== PROBLEM REQUIREMENTS ==
Exact output of all the records is required.

====== EXTRACTED MATERIAL ======

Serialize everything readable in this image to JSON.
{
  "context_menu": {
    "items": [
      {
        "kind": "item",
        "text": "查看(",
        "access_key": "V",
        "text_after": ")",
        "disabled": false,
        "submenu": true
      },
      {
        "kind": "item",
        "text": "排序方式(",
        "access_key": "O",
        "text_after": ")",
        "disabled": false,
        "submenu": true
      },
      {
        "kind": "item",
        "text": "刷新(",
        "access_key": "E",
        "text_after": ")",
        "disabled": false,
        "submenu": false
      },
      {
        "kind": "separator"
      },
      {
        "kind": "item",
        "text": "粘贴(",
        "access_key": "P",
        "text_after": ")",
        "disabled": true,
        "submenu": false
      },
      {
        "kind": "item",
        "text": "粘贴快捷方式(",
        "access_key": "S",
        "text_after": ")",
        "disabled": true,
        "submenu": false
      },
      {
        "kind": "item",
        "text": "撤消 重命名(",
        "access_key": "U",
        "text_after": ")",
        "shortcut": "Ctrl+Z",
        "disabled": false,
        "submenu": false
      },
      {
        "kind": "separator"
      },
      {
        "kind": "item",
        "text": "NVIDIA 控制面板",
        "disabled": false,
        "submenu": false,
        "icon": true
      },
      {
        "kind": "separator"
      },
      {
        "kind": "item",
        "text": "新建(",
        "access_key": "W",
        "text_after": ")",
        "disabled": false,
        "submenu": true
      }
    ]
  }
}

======

== YOUR RESPONSE ==
Serialize everything readable in this image to JSON.
{
  "context_menu": {
    "items": [
      {
        "kind": "item",
        "text": "查看(",
        "access_key": "V",
        "text_after": ")",
        "disabled": false,
        "submenu": true
      },
      {
        "kind": "item",
        "text": "排序方式(",
        "access_key": "O",
        "text_after": ")",
        "disabled": false,
        "submenu": true
      },
      {
        "kind": "item",
        "text": "刷新(",
        "access_key": "E",
        "text_after": ")",
        "disabled": false,
        "submenu": false
      },
      {
        "kind": "separator"
      },
      {
        "kind": "item",
        "text": "粘贴(",
        "access_key": "P",
        "text_after": ")",
        "disabled": true,
        "submenu": false
      },
      {
        "kind": "item",
        "text": "粘贴快捷方式(",
        "access_key": "S",
        "text_after": ")",
        "disabled": true,
        "submenu": false
      },
      {
        "kind": "item",
        "text": "撤消 重命名(",
        "access_key": "U",
        "text_after": ")",
        "shortcut": "Ctrl+Z",
        "disabled": false,
        "submenu": false
      },
      {
        "kind": "separator"
      },
      {
        "kind": "item",
        "text": "NVIDIA 控制面板",
        "disabled": false,
        "submenu": false,
        "icon": true
      },
      {
        "kind": "separator"
      },
      {
        "kind": "item",
        "text": "新建(",
        "access_key": "W",
        "text_after": ")",
        "disabled": false,
        "submenu": true
      }
    ]
  }
}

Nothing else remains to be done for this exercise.